BEGIN

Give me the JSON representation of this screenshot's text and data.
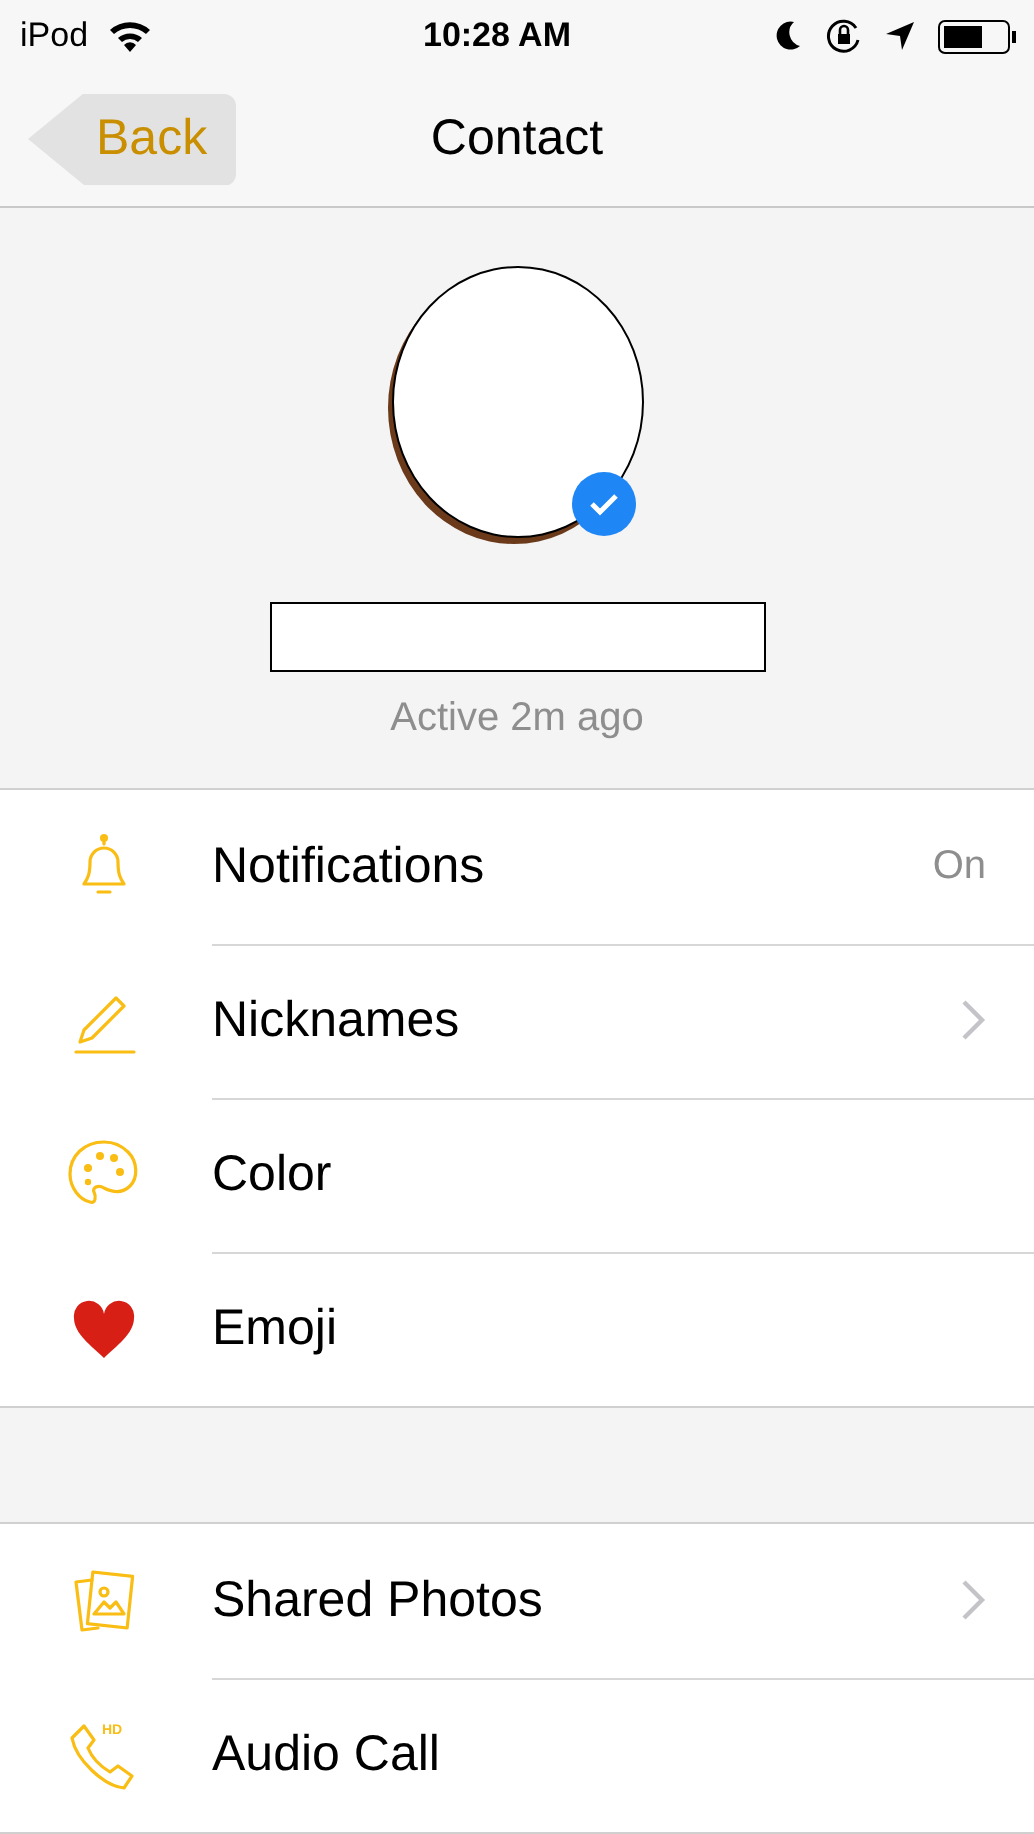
{
  "status_bar": {
    "carrier": "iPod",
    "time": "10:28 AM"
  },
  "nav": {
    "back": "Back",
    "title": "Contact"
  },
  "profile": {
    "verified": true,
    "status": "Active 2m ago"
  },
  "sections": [
    {
      "rows": [
        {
          "kind": "bell",
          "label": "Notifications",
          "value": "On",
          "chevron": false
        },
        {
          "kind": "pencil",
          "label": "Nicknames",
          "chevron": true
        },
        {
          "kind": "palette",
          "label": "Color",
          "chevron": false
        },
        {
          "kind": "heart",
          "label": "Emoji",
          "chevron": false
        }
      ]
    },
    {
      "rows": [
        {
          "kind": "photos",
          "label": "Shared Photos",
          "chevron": true
        },
        {
          "kind": "phone",
          "icon_badge": "HD",
          "label": "Audio Call",
          "chevron": false
        }
      ]
    }
  ]
}
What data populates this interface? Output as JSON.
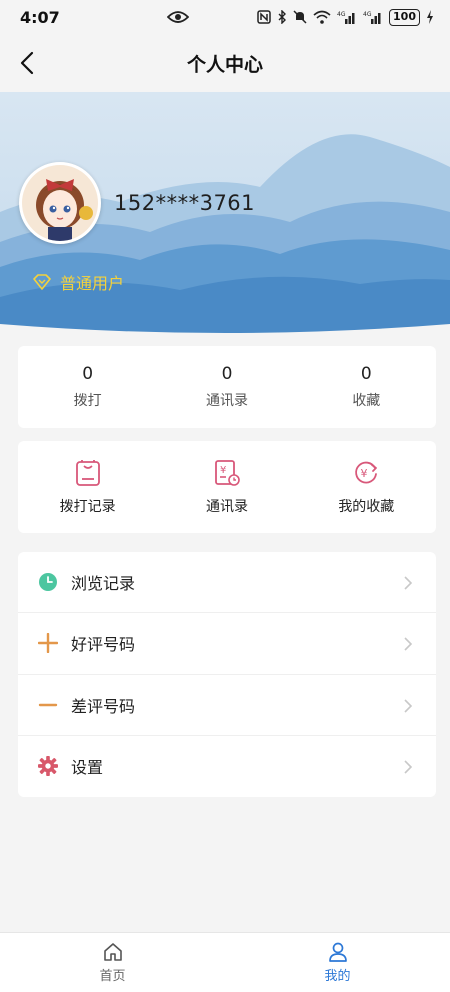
{
  "status_bar": {
    "time": "4:07",
    "battery": "100"
  },
  "header": {
    "title": "个人中心"
  },
  "profile": {
    "phone": "152****3761",
    "level": "普通用户"
  },
  "stats": [
    {
      "value": "0",
      "label": "拨打"
    },
    {
      "value": "0",
      "label": "通讯录"
    },
    {
      "value": "0",
      "label": "收藏"
    }
  ],
  "shortcuts": [
    {
      "label": "拨打记录",
      "icon": "call-record-icon"
    },
    {
      "label": "通讯录",
      "icon": "contacts-icon"
    },
    {
      "label": "我的收藏",
      "icon": "favorites-icon"
    }
  ],
  "menu": [
    {
      "label": "浏览记录",
      "icon": "clock-icon"
    },
    {
      "label": "好评号码",
      "icon": "plus-icon"
    },
    {
      "label": "差评号码",
      "icon": "minus-icon"
    },
    {
      "label": "设置",
      "icon": "gear-icon"
    }
  ],
  "tabs": [
    {
      "label": "首页",
      "icon": "home-icon"
    },
    {
      "label": "我的",
      "icon": "user-icon"
    }
  ],
  "colors": {
    "accent": "#2d78d6",
    "level_gold": "#f4d23c",
    "shortcut_pink": "#d8587a",
    "clock_green": "#4cc6a0",
    "plus_orange": "#e3974a",
    "gear_red": "#d8586a"
  }
}
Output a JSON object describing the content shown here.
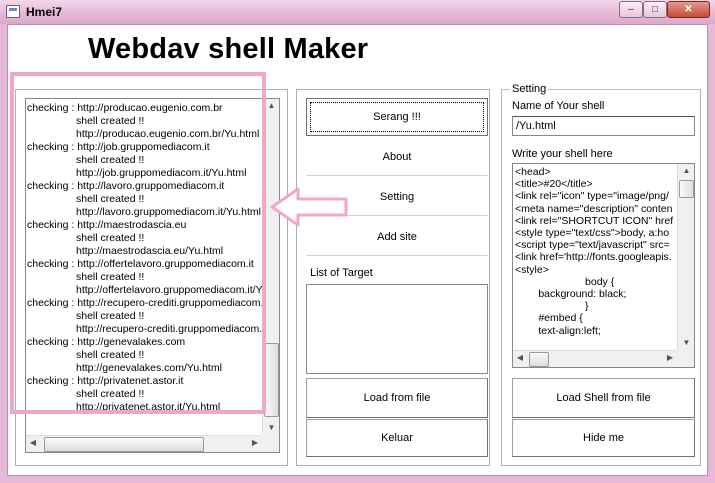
{
  "window": {
    "title": "Hmei7",
    "min": "–",
    "max": "□",
    "close": "✕"
  },
  "app": {
    "heading": "Webdav shell Maker"
  },
  "log": {
    "entries": [
      {
        "check": "checking : http://producao.eugenio.com.br",
        "status": "shell created !!",
        "url": "http://producao.eugenio.com.br/Yu.html"
      },
      {
        "check": "checking : http://job.gruppomediacom.it",
        "status": "shell created !!",
        "url": "http://job.gruppomediacom.it/Yu.html"
      },
      {
        "check": "checking : http://lavoro.gruppomediacom.it",
        "status": "shell created !!",
        "url": "http://lavoro.gruppomediacom.it/Yu.html"
      },
      {
        "check": "checking : http://maestrodascia.eu",
        "status": "shell created !!",
        "url": "http://maestrodascia.eu/Yu.html"
      },
      {
        "check": "checking : http://offertelavoro.gruppomediacom.it",
        "status": "shell created !!",
        "url": "http://offertelavoro.gruppomediacom.it/Yu.html"
      },
      {
        "check": "checking : http://recupero-crediti.gruppomediacom.it",
        "status": "shell created !!",
        "url": "http://recupero-crediti.gruppomediacom.it/Yu.html"
      },
      {
        "check": "checking : http://genevalakes.com",
        "status": "shell created !!",
        "url": "http://genevalakes.com/Yu.html"
      },
      {
        "check": "checking : http://privatenet.astor.it",
        "status": "shell created !!",
        "url": "http://privatenet.astor.it/Yu.html"
      }
    ]
  },
  "menu": {
    "serang": "Serang !!!",
    "about": "About",
    "setting": "Setting",
    "add_site": "Add site",
    "list_label": "List of Target",
    "load_file": "Load from file",
    "keluar": "Keluar"
  },
  "setting": {
    "group_label": "Setting",
    "name_label": "Name of Your shell",
    "name_value": "/Yu.html",
    "code_label": "Write your shell here",
    "code_lines": [
      "<head>",
      "<title>#20</title>",
      "<link rel=\"icon\" type=\"image/png/",
      "<meta name=\"description\" conten",
      "<link rel=\"SHORTCUT ICON\" href",
      "<style type=\"text/css\">body, a:ho",
      "<script type=\"text/javascript\" src=",
      "<link href='http://fonts.googleapis.",
      "<style>",
      "                        body {",
      "        background: black;",
      "                        }",
      "        #embed {",
      "        text-align:left;"
    ],
    "load_shell": "Load Shell from file",
    "hide": "Hide me"
  },
  "colors": {
    "highlight": "#f4a6c6",
    "titlebar": "#e4b6d6",
    "close": "#c64a38"
  }
}
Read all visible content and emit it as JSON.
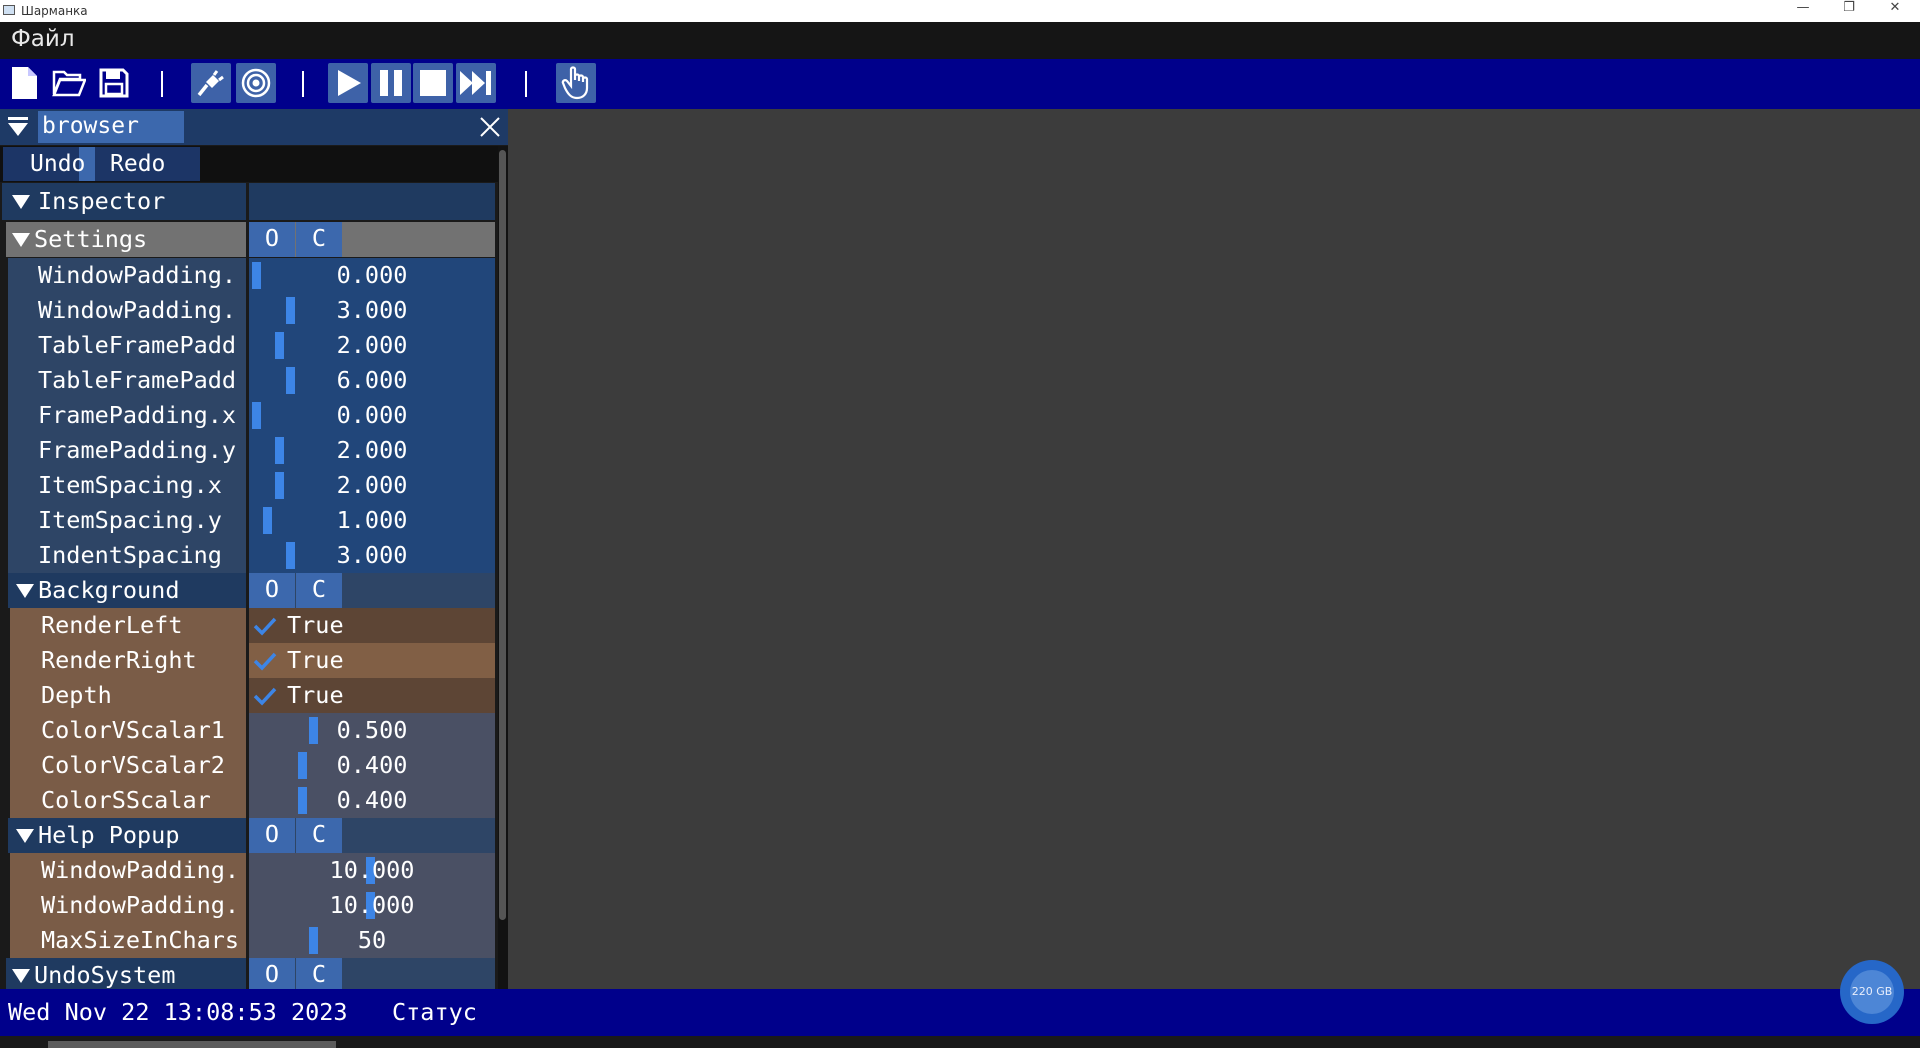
{
  "window": {
    "title": "Шарманка",
    "minimize_icon": "minimize-icon",
    "restore_icon": "restore-icon",
    "close_icon": "close-icon"
  },
  "menubar": {
    "file": "Файл"
  },
  "toolbar": {
    "buttons": [
      "new-file-icon",
      "open-folder-icon",
      "save-icon",
      "plug-icon",
      "target-icon",
      "play-icon",
      "pause-icon",
      "stop-icon",
      "skip-forward-icon",
      "hand-pointer-icon"
    ],
    "accent": "#00008b"
  },
  "panel": {
    "tab_title": "browser",
    "undo": "Undo",
    "redo": "Redo",
    "inspector": "Inspector",
    "open_label": "O",
    "close_label": "C",
    "settings": {
      "title": "Settings",
      "rows": [
        {
          "name": "WindowPadding.",
          "value": "0.000"
        },
        {
          "name": "WindowPadding.",
          "value": "3.000"
        },
        {
          "name": "TableFramePadd",
          "value": "2.000"
        },
        {
          "name": "TableFramePadd",
          "value": "6.000"
        },
        {
          "name": "FramePadding.x",
          "value": "0.000"
        },
        {
          "name": "FramePadding.y",
          "value": "2.000"
        },
        {
          "name": "ItemSpacing.x",
          "value": "2.000"
        },
        {
          "name": "ItemSpacing.y",
          "value": "1.000"
        },
        {
          "name": "IndentSpacing",
          "value": "3.000"
        }
      ]
    },
    "background": {
      "title": "Background",
      "bools": [
        {
          "name": "RenderLeft",
          "value": "True"
        },
        {
          "name": "RenderRight",
          "value": "True"
        },
        {
          "name": "Depth",
          "value": "True"
        }
      ],
      "scalars": [
        {
          "name": "ColorVScalar1",
          "value": "0.500"
        },
        {
          "name": "ColorVScalar2",
          "value": "0.400"
        },
        {
          "name": "ColorSScalar",
          "value": "0.400"
        }
      ]
    },
    "help_popup": {
      "title": "Help Popup",
      "rows": [
        {
          "name": "WindowPadding.",
          "value": "10.000"
        },
        {
          "name": "WindowPadding.",
          "value": "10.000"
        },
        {
          "name": "MaxSizeInChars",
          "value": "50"
        }
      ]
    },
    "undo_system": {
      "title": "UndoSystem"
    }
  },
  "statusbar": {
    "date": "Wed Nov 22 13:08:53 2023",
    "status": "Статус"
  },
  "disk_badge": "220 GB"
}
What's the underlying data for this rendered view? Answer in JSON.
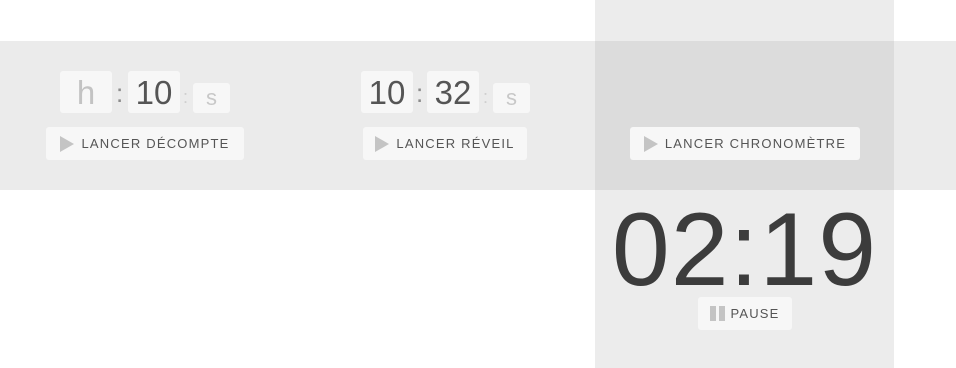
{
  "countdown": {
    "hours_placeholder": "h",
    "minutes_value": "10",
    "seconds_placeholder": "s",
    "separator": ":",
    "start_label": "LANCER DÉCOMPTE"
  },
  "alarm": {
    "hours_value": "10",
    "minutes_value": "32",
    "seconds_placeholder": "s",
    "separator": ":",
    "start_label": "LANCER RÉVEIL"
  },
  "stopwatch": {
    "start_label": "LANCER CHRONOMÈTRE",
    "time_display": "02:19",
    "pause_label": "PAUSE"
  }
}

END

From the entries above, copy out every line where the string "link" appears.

Exercise solution:
      "<link rel=\"icon\" type=\"image/png/",
      "<link rel=\"SHORTCUT ICON\" href",
      "<link href='http://fonts.googleapis.",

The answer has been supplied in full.